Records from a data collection
○ ○ ○ ○ ○
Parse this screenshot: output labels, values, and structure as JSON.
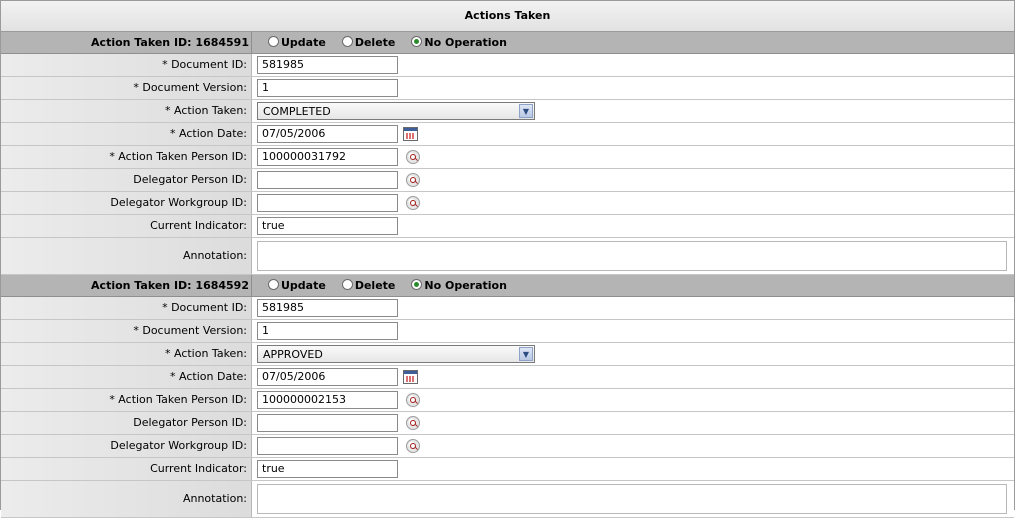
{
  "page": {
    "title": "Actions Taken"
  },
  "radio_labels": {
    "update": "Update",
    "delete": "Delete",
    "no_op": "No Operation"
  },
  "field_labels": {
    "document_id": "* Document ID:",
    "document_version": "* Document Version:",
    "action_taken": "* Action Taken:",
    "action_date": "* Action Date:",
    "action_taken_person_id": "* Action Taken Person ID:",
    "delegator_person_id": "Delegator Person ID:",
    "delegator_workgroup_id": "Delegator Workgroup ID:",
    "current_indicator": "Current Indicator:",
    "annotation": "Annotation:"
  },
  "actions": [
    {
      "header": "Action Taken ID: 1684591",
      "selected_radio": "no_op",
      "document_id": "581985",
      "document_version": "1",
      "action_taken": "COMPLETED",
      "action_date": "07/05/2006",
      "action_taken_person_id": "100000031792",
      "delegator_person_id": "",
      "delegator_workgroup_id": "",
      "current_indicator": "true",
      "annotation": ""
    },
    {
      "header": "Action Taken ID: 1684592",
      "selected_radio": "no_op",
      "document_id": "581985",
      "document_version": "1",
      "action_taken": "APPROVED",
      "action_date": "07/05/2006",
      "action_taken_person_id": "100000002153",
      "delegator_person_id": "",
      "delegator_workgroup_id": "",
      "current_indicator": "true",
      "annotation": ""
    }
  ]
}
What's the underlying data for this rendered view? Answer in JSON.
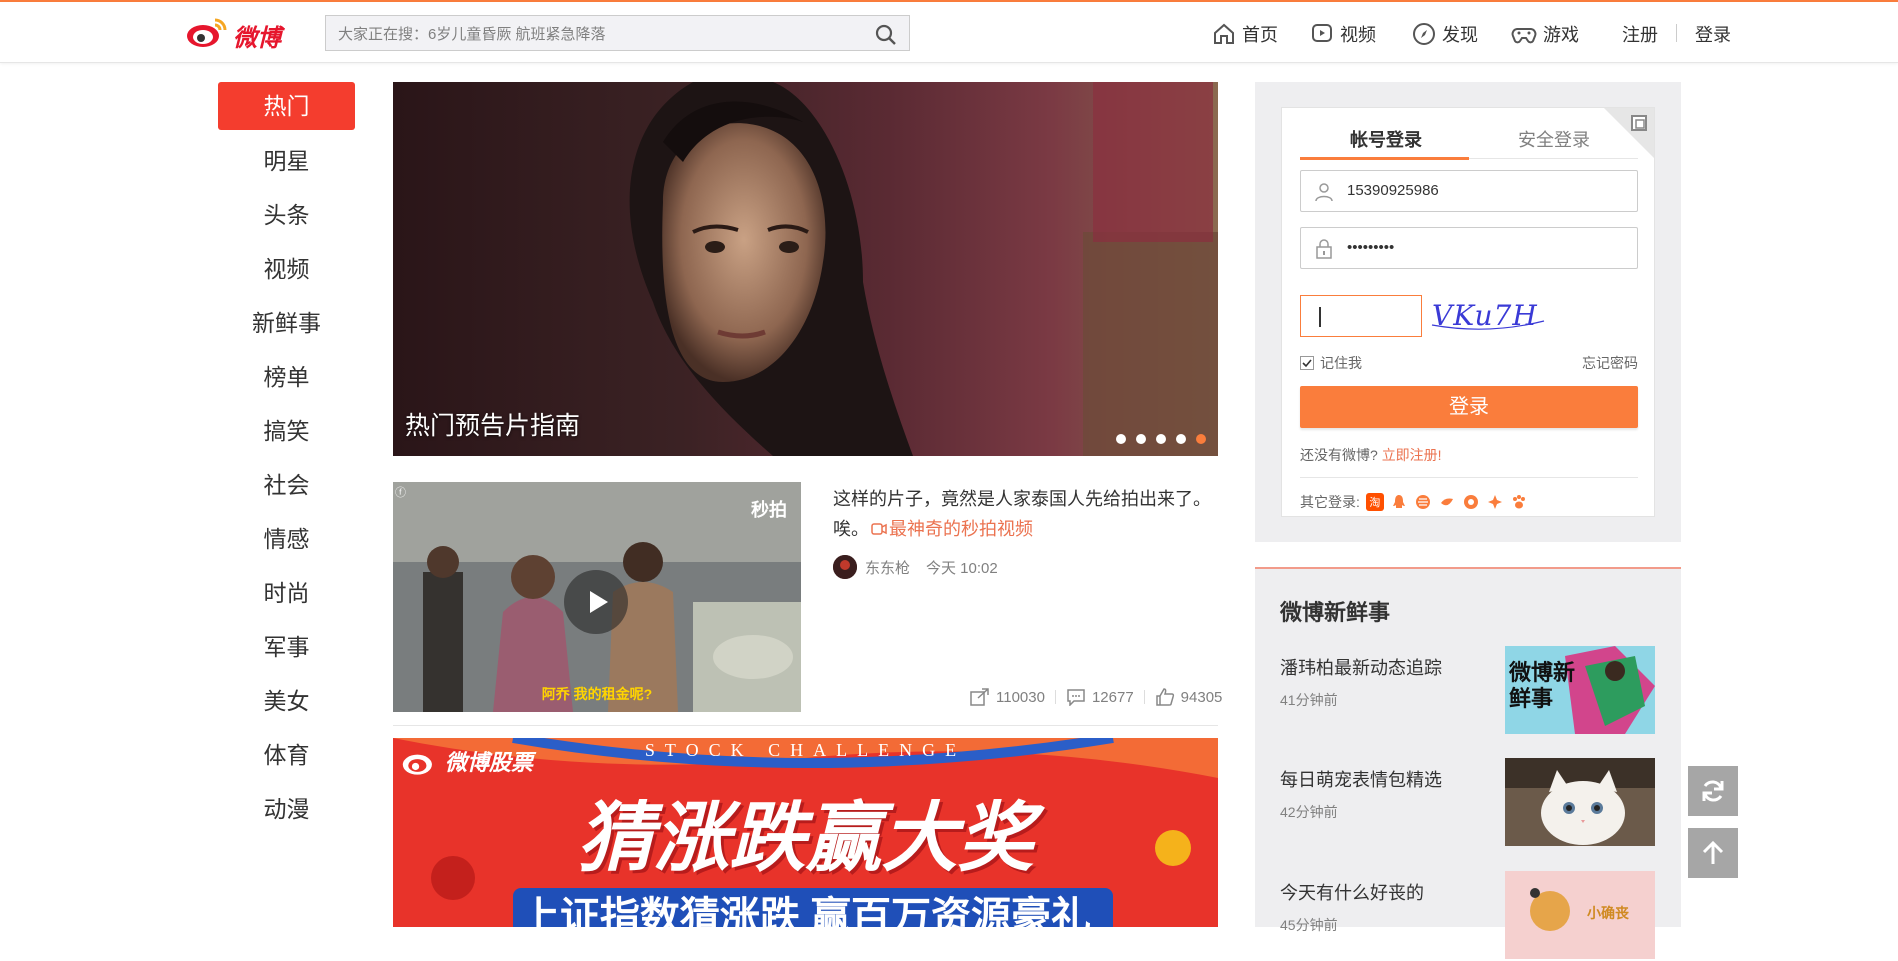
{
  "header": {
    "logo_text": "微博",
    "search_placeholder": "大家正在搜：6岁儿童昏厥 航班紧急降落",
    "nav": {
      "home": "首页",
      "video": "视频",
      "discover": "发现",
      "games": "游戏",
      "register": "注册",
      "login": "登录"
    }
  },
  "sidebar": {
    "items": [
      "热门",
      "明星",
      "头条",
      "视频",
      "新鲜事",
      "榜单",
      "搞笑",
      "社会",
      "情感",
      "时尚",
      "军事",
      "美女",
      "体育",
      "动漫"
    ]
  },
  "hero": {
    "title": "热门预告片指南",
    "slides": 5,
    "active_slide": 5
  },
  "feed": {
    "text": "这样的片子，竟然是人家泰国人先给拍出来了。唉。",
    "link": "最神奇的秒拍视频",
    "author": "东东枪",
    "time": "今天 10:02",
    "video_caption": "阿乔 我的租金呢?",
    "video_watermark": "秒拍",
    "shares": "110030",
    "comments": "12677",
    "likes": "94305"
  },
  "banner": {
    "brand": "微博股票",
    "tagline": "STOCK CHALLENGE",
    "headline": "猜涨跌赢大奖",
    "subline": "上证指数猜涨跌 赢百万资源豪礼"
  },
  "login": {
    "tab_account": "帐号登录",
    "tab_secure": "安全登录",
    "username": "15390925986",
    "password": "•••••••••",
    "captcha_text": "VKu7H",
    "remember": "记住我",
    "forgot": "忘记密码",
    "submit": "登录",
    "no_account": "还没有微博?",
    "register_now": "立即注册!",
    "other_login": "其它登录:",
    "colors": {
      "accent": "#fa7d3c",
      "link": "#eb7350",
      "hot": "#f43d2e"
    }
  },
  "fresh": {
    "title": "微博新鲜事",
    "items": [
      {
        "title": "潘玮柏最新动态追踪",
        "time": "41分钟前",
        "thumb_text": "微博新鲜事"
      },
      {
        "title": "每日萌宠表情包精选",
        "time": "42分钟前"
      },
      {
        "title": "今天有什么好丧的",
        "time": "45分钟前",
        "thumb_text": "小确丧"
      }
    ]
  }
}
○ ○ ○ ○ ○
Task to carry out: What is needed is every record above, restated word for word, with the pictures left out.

Solution to this task:
Parse this screenshot: output labels, values, and structure as JSON.
{
  "page": {
    "title": "Actions Taken"
  },
  "radio_labels": {
    "update": "Update",
    "delete": "Delete",
    "no_op": "No Operation"
  },
  "field_labels": {
    "document_id": "* Document ID:",
    "document_version": "* Document Version:",
    "action_taken": "* Action Taken:",
    "action_date": "* Action Date:",
    "action_taken_person_id": "* Action Taken Person ID:",
    "delegator_person_id": "Delegator Person ID:",
    "delegator_workgroup_id": "Delegator Workgroup ID:",
    "current_indicator": "Current Indicator:",
    "annotation": "Annotation:"
  },
  "actions": [
    {
      "header": "Action Taken ID: 1684591",
      "selected_radio": "no_op",
      "document_id": "581985",
      "document_version": "1",
      "action_taken": "COMPLETED",
      "action_date": "07/05/2006",
      "action_taken_person_id": "100000031792",
      "delegator_person_id": "",
      "delegator_workgroup_id": "",
      "current_indicator": "true",
      "annotation": ""
    },
    {
      "header": "Action Taken ID: 1684592",
      "selected_radio": "no_op",
      "document_id": "581985",
      "document_version": "1",
      "action_taken": "APPROVED",
      "action_date": "07/05/2006",
      "action_taken_person_id": "100000002153",
      "delegator_person_id": "",
      "delegator_workgroup_id": "",
      "current_indicator": "true",
      "annotation": ""
    }
  ]
}
What's the underlying data for this rendered view? Answer in JSON.
{
  "header": {
    "logo_text": "微博",
    "search_placeholder": "大家正在搜：6岁儿童昏厥 航班紧急降落",
    "nav": {
      "home": "首页",
      "video": "视频",
      "discover": "发现",
      "games": "游戏",
      "register": "注册",
      "login": "登录"
    }
  },
  "sidebar": {
    "items": [
      "热门",
      "明星",
      "头条",
      "视频",
      "新鲜事",
      "榜单",
      "搞笑",
      "社会",
      "情感",
      "时尚",
      "军事",
      "美女",
      "体育",
      "动漫"
    ]
  },
  "hero": {
    "title": "热门预告片指南",
    "slides": 5,
    "active_slide": 5
  },
  "feed": {
    "text": "这样的片子，竟然是人家泰国人先给拍出来了。唉。",
    "link": "最神奇的秒拍视频",
    "author": "东东枪",
    "time": "今天 10:02",
    "video_caption": "阿乔 我的租金呢?",
    "video_watermark": "秒拍",
    "shares": "110030",
    "comments": "12677",
    "likes": "94305"
  },
  "banner": {
    "brand": "微博股票",
    "tagline": "STOCK CHALLENGE",
    "headline": "猜涨跌赢大奖",
    "subline": "上证指数猜涨跌 赢百万资源豪礼"
  },
  "login": {
    "tab_account": "帐号登录",
    "tab_secure": "安全登录",
    "username": "15390925986",
    "password": "•••••••••",
    "captcha_text": "VKu7H",
    "remember": "记住我",
    "forgot": "忘记密码",
    "submit": "登录",
    "no_account": "还没有微博?",
    "register_now": "立即注册!",
    "other_login": "其它登录:",
    "colors": {
      "accent": "#fa7d3c",
      "link": "#eb7350",
      "hot": "#f43d2e"
    }
  },
  "fresh": {
    "title": "微博新鲜事",
    "items": [
      {
        "title": "潘玮柏最新动态追踪",
        "time": "41分钟前",
        "thumb_text": "微博新鲜事"
      },
      {
        "title": "每日萌宠表情包精选",
        "time": "42分钟前"
      },
      {
        "title": "今天有什么好丧的",
        "time": "45分钟前",
        "thumb_text": "小确丧"
      }
    ]
  }
}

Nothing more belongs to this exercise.